1.Base (English) vs. Baiser (French)

Base (bays): To establish something on a foundation.

Baiser (bay-ZAY): To kiss (colloquially can mean to have sex).

Mixing up base (bays) and baiser (bay-ZAY) could land you in some pretty scandalous situations! Imagine you’re in a business meeting in Paris, and you say, “Let’s base our strategy on these figures” (Basons notre stratégie sur ces chiffres). Uh-oh, now it sounds like you’re suggesting everyone should kiss! You definitely shouldn’t initiate kissing by accident.

2. Entrée (English) vs. Entrée (French)

Entrée (AHN-tray): In English, the main course of a meal.

Entrée (ahn-TRAY): In French, entrance or appetizer.

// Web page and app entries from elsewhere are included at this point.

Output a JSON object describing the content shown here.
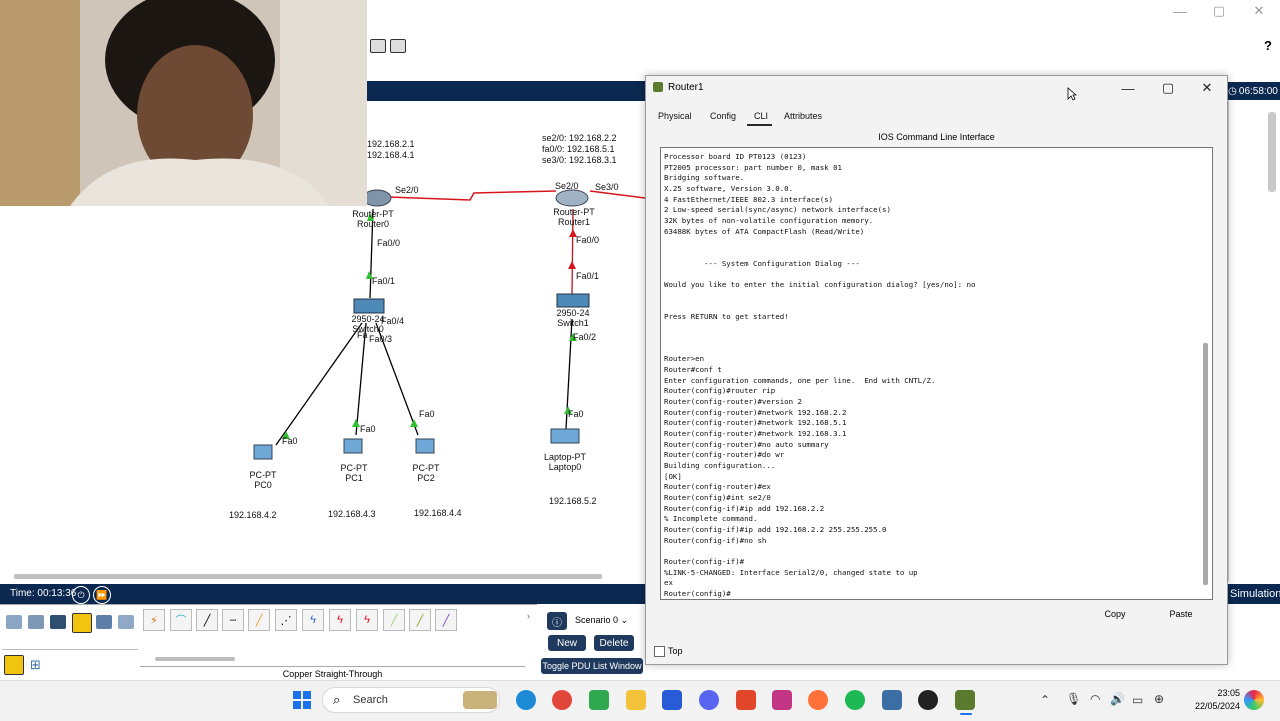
{
  "background_window": {
    "help_glyph": "?",
    "clock": "06:58:00",
    "simulation_tab": "Simulation",
    "window_controls": [
      "—",
      "▢",
      "✕"
    ]
  },
  "topology": {
    "router0_ips": [
      "192.168.2.1",
      "192.168.4.1"
    ],
    "router1_ips": [
      "se2/0: 192.168.2.2",
      "fa0/0: 192.168.5.1",
      "se3/0: 192.168.3.1"
    ],
    "router0": {
      "type": "Router-PT",
      "name": "Router0",
      "port_serial": "Se2/0",
      "port_fa": "Fa0/0"
    },
    "router1": {
      "type": "Router-PT",
      "name": "Router1",
      "port_serial_left": "Se2/0",
      "port_serial_right": "Se3/0",
      "port_fa": "Fa0/0"
    },
    "switch0": {
      "type": "2950-24",
      "name": "Switch0",
      "port_up": "Fa0/1",
      "port_pc1": "Fa0/3",
      "port_pc2": "Fa0/4",
      "port_pc0": "Fa"
    },
    "switch1": {
      "type": "2950-24",
      "name": "Switch1",
      "port_up": "Fa0/1",
      "port_down": "Fa0/2"
    },
    "pc0": {
      "type": "PC-PT",
      "name": "PC0",
      "port": "Fa0",
      "ip": "192.168.4.2"
    },
    "pc1": {
      "type": "PC-PT",
      "name": "PC1",
      "port": "Fa0",
      "ip": "192.168.4.3"
    },
    "pc2": {
      "type": "PC-PT",
      "name": "PC2",
      "port": "Fa0",
      "ip": "192.168.4.4"
    },
    "laptop0": {
      "type": "Laptop-PT",
      "name": "Laptop0",
      "port": "Fa0",
      "ip": "192.168.5.2"
    }
  },
  "time_bar": {
    "time": "Time: 00:13:36"
  },
  "bottom_panel": {
    "connection_label": "Copper Straight-Through",
    "scenario": "Scenario 0",
    "new_button": "New",
    "delete_button": "Delete",
    "toggle_pdu": "Toggle PDU List Window"
  },
  "router_window": {
    "title": "Router1",
    "tabs": [
      "Physical",
      "Config",
      "CLI",
      "Attributes"
    ],
    "active_tab": "CLI",
    "heading": "IOS Command Line Interface",
    "cli_output": "Processor board ID PT0123 (0123)\nPT2005 processor: part number 0, mask 01\nBridging software.\nX.25 software, Version 3.0.0.\n4 FastEthernet/IEEE 802.3 interface(s)\n2 Low-speed serial(sync/async) network interface(s)\n32K bytes of non-volatile configuration memory.\n63488K bytes of ATA CompactFlash (Read/Write)\n\n\n         --- System Configuration Dialog ---\n\nWould you like to enter the initial configuration dialog? [yes/no]: no\n\n\nPress RETURN to get started!\n\n\n\nRouter>en\nRouter#conf t\nEnter configuration commands, one per line.  End with CNTL/Z.\nRouter(config)#router rip\nRouter(config-router)#version 2\nRouter(config-router)#network 192.168.2.2\nRouter(config-router)#network 192.168.5.1\nRouter(config-router)#network 192.168.3.1\nRouter(config-router)#no auto summary\nRouter(config-router)#do wr\nBuilding configuration...\n[OK]\nRouter(config-router)#ex\nRouter(config)#int se2/0\nRouter(config-if)#ip add 192.168.2.2\n% Incomplete command.\nRouter(config-if)#ip add 192.168.2.2 255.255.255.0\nRouter(config-if)#no sh\n\nRouter(config-if)#\n%LINK-5-CHANGED: Interface Serial2/0, changed state to up\nex\nRouter(config)#",
    "copy_button": "Copy",
    "paste_button": "Paste",
    "top_checkbox_label": "Top"
  },
  "taskbar": {
    "search_placeholder": "Search",
    "time": "23:05",
    "date": "22/05/2024"
  },
  "colors": {
    "navy": "#0b2850",
    "serial_link": "#d8141d",
    "ethernet_link": "#000000",
    "port_up": "#2fbf2f"
  }
}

Let’s say you’re at a fancy French restaurant and you ask the waiter, “I’d like to see the entrée menu” (Je voudrais voir le menu des entrées). Uh-oh, now it sounds like you’re asking for the appetizer menu instead of the main course! Trust me, you don’t want to accidentally order a light starter when you’re famished after a long day. Remember the difference, so you can enjoy your entrée (main course) and not an entrée (appetizer)!

3.Exhibition (English) vs. Exhibition (French)

Exhibition (eks-uh-BIH-shun): In English, a public display or show.

Exhibition (eks-ee-bee-SYAWN): In French, can also mean exhibitionism (exposing oneself inappropriately).

Picture this: you’re at an art gallery in Paris, and you tell someone, “I love going to exhibitions” (J’aime aller aux exhibitions). Uh-oh, now it sounds like you enjoy public displays of, well, a more revealing nature! So, if you don’t want to accidentally imply you’re into some very personal displays, remember the difference between French and English exhibitions.

4.Excited (English) vs. Excité (French)

Excited (ek-SY-tid): Enthusiastic or eager.

Excité (eks-ee-TAY): Aroused or sexually excited.

Mixing up excited (ek-SY-tid) and excité (eks-ee-TAY) can as well lead to some hilariously awkward moments, as happened in the series “Emily in Paris”. Emily was trying to make French phrases out of English words. And instead of saying “I am very excited to be here,” she said “I am trés excitée to be here” where “excitée” means horny. Absolutely mortifying! If you want to say you’re excited in French, try this instead – “Je suis trés ravie d’être là”.

5.Location (English) vs. Location (French)

Location (loh-KAY-shun): In English, it means a place.

Location (loh-kah-SYAWN): In French, it means rental.

Imagine you’re in Paris and you ask someone, “Can you tell me the location of a good restaurant?” (Pouvez-vous me dire la location d’un bon restaurant ?). Uh-oh, now it sounds like you’re asking where to rent a good restaurant instead of where to find one! Yes, we all want to move to Paris after the first visit. But telling your tour guide you’re looking to rent a monument would be too much. Who has that kind of money anyways?

6.Pain (English) vs. Pain (French)

Pain (payn): In English, it means physical suffering.

Pain (pan): In French, it means bread.

Mixing up pain (payn) and pain (pan) can result in some very confusing misunderstandings! Imagine you’re at a French pharmacy and you tell the pharmacist, “I’m in a lot of pain” (J’ai beaucoup de pain). Uh-oh, now it sounds like you’re saying you have a lot of bread instead of that you’re hurting! Make sure you learn emergency vocabulary correctly before you travel, just in case. Doing so could help you save time and money on vacation.

7.Preserves (English) vs. Préservatif (French)

Preserves (pri-ZERVZ): Fruit cooked with sugar to make jam.

Préservatif (pray-ZER-vah-teef): Condom.

Confusing preserves (preh-ZERVZ) and préservatif (pray-ZER-vah-teef) is perhaps the most awkward pair of all faux amis. And “Emily in Paris” once again showed us how innocent mistakes can lead to big misunderstandings. Remember when Emily tried to order a croissant with preserves. What she said and what she meant turned out to be two completely different things. Emily surprised a waiter by ordering “un croissant avec le préservatif” - croissant with a condom.

Olena Grabova, is the French language and culture advisor at the language learning platform Promova,